Usually at least three times a week… you know how a baseball player after pitching a hard game will ice their arm? Well I put my hands in an ice bucket and I’ll have my trainer massage my hands. It keeps them going real good. I put a big pad of gauze and wrap my hands really well with a lot of tape; I’m real careful because early in my career I had some problems. I wasn’t used to the impact out of headgear. In the amateurs you hit somebody with 10oz gloves and the headgear and at the beginning of my pro career I used to punch with my hands open a little bit because I was used to that from the amateurs and I used to hurt my hands with the thin gloves. Now I’ve learned how to lock my hands and my forearms when I throw punches so I no longer have those problems.

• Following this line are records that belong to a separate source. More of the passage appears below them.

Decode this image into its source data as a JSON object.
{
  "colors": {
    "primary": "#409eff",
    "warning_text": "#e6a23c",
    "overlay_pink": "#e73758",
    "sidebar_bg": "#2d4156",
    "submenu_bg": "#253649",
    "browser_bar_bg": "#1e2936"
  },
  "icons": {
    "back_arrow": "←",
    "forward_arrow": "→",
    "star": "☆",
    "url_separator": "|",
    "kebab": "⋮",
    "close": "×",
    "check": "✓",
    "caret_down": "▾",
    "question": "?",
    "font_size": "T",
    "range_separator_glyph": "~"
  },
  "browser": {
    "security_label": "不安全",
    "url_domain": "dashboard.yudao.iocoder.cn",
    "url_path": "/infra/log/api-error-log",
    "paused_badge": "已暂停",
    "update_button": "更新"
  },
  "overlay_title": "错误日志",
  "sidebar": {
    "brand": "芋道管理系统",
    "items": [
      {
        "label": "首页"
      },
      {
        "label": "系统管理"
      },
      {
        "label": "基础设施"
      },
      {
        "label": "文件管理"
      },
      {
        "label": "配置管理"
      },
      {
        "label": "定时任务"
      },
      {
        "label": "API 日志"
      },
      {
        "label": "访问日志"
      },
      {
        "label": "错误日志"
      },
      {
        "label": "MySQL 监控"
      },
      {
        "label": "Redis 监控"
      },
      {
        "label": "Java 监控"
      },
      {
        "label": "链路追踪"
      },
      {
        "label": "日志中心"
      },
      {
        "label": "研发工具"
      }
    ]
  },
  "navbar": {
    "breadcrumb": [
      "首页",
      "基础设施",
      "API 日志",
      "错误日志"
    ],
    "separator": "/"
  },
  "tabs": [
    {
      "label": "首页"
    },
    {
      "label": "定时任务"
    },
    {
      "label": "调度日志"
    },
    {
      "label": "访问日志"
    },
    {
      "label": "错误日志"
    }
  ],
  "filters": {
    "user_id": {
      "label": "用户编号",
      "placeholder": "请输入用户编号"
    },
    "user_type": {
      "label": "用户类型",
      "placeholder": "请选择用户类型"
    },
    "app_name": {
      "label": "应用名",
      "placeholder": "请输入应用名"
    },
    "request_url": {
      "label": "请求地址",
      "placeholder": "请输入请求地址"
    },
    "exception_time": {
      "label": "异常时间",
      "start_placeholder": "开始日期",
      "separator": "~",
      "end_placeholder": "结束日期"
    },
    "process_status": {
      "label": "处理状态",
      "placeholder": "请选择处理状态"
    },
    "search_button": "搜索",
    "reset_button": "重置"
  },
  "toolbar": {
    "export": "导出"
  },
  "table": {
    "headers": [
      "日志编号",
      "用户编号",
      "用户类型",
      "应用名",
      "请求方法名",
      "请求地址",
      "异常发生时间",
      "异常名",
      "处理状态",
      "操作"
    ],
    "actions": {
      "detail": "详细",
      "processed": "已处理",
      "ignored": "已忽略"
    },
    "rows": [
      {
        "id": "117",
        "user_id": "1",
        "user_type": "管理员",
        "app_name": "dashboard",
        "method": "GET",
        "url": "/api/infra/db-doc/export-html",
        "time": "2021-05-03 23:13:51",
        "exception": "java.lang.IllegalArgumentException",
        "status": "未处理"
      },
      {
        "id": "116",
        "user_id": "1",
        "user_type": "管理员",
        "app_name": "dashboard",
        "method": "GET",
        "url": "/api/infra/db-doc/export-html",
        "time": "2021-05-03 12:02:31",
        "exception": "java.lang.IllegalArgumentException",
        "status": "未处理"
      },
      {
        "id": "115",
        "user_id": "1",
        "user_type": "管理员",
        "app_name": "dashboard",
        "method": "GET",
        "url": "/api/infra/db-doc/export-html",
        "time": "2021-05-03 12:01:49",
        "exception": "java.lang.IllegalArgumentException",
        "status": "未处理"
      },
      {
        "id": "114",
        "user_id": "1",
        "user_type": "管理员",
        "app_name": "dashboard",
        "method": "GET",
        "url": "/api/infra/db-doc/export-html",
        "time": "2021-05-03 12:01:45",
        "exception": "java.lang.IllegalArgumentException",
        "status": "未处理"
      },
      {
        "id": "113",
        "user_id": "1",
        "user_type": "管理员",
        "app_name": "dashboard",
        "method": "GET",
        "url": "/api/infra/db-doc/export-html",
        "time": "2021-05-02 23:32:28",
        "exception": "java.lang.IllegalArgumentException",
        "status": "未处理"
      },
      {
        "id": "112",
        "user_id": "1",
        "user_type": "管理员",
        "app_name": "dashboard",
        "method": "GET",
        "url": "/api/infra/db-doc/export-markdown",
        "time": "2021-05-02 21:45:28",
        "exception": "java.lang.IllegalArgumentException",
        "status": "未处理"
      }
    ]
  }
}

I do a lot of core work. I get on a sit-up bench and I’ll have to hold the medicine ball really high then lean back to where I feel uncomfortable, to the point it burns my core really bad. And I’ll have to sit there and do three sets of those – there’s no time limit, I just have to sit there until I can’t take it anymore. I have to hold the ball – which is about 12 or 15lbs – straight up until my body just burns to death! I also do sit-ups, leg raises where you have to hold yourself up and bend your legs up for your lower abs.
Of course running is the No. 1 thing and we do pool work and the leg press machine like Ricky Hatton used to do. I do duck-walks and squats. Everything is sets of 25. I swim laps up and under in the pool and my trainer has me holding the wall and kicking my feet, paddling as fast as I can for three minutes, so we do about five rounds of those.
Out of seven days I’ll work on strength and conditioning for five of those. And I’ll do that for three hours each time. I think the strength and conditioning is everything because when you get to a certain level in boxing you can’t just hit a fighter and he’ll go down like early in your career. You’re facing fighters who have been through wars, who know how to block shots, slip punches and it’s not about talent, it’s about strength and conditioning; the person with the best conditioning will win the fight. Never forget the basic workout: sit-ups, pull-ups and push-ups. And dips. Get used to working with your own bodyweight. The basic stuff keeps you strong.